Enough of that. I think I need to talk to my shrink again -):

Solomon the Wisest

Does matter exist and does it really matter?

Post 18

Dad n Dave

Matter is not indestructible, as amply demonstrated by nuclear reactions. It can also be created, with the input of enough energy.

What we perceive as lumps of matter might be also seen to be a matrix of interconnected energy packets - held together as a type of standing wave. The difference between living and dead matter would be the ongoing energy input and the processing of that energy required to keep the standing wave intact - and able to withstand decay from other biological or environmental agents.

The interconnected energy packets might well have a consciousness and sensory experience - after all, it's still something of a mystery to try to explain consciousness even when we are trying to see how it arises in matter. There is no doubt that some energy repels and some attracts - is this a type of sensory experience?

The ability of nuclear pyhsicists to detect smaller and smaller "particles" not by dirct obseration but by the energetic effects that they demonstrate in cloud chambers suggests to me that energy is the underlying fundamental "stuff" of the universe.

Does matter exist and does it really matter?

Post 19

Dad n Dave

Interesting to notice just recently that the mass of subatomic particles is measured in electron volts. Mass is energy?

Does matter exist and does it matter?

Post 20


The wave/particle duality conundrum is explained as follows;

Photons are released from atoms when electrons fall from one an (allowed) higher enery level to an (allowed) lower energy level.

These photons are energy packets that travel through the electromagnetic field in waves. When reaching (or hitting) something that has mass (matter) these electromagnetic field waves interact with matter as though it is a particle.

If the energy wave passes through a slit (i.e. no matter interaction takes place) then it continues unhindered in its travels in its original wave form.

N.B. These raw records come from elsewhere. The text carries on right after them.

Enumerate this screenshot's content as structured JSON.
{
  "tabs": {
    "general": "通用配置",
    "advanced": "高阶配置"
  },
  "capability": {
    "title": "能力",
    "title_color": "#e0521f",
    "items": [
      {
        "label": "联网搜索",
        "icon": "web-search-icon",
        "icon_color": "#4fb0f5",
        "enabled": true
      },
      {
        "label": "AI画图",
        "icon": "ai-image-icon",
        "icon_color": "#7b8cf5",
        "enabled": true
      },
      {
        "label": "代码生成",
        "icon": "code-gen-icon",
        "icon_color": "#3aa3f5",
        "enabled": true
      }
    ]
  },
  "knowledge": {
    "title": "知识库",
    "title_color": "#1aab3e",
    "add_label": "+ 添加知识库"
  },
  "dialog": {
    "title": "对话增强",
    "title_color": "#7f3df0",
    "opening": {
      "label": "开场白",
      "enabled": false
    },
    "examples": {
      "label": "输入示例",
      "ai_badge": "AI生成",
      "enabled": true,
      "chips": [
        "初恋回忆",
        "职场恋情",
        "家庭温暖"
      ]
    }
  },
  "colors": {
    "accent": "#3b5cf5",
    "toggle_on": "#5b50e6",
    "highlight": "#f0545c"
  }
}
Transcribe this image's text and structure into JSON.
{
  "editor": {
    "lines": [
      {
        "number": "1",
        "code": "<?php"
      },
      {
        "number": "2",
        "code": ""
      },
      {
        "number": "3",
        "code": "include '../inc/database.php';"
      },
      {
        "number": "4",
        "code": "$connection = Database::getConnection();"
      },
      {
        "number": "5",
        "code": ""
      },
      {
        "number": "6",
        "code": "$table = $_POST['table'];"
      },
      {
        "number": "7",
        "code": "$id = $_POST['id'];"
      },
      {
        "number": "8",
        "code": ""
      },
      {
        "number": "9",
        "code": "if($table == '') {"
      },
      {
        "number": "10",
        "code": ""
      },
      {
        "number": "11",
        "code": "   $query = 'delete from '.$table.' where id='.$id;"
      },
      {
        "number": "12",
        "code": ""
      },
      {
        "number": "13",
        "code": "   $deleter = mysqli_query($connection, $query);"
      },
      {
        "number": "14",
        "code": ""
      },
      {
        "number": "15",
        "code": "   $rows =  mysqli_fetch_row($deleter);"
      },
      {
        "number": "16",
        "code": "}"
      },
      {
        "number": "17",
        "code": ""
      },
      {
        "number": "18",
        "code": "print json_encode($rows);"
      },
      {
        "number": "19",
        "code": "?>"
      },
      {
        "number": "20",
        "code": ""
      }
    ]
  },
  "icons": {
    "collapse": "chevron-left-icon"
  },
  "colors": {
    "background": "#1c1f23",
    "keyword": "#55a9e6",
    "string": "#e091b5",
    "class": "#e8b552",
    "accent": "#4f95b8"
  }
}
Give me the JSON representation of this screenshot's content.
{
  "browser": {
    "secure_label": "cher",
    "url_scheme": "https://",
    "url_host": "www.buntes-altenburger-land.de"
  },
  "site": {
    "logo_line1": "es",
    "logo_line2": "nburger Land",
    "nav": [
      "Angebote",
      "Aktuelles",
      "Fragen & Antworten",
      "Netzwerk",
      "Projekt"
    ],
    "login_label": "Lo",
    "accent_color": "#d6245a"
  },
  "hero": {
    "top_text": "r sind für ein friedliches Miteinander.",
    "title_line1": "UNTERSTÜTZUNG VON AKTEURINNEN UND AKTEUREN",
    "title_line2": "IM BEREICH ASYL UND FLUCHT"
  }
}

On passing through two narrow, nearby slits, the wave will pass through both slits and on the other side, depending upon its wavelength, then "interfere" with itself (as it spreads out behind the card that has the slits cut in it) and create an interference pattern on a suitably placed card on the other side of the slits.

Therefore there is nothing unambiguous, no dichotomy and certainly no "x-files" mystery!!!

smiley - smiley

Key: Complain about this post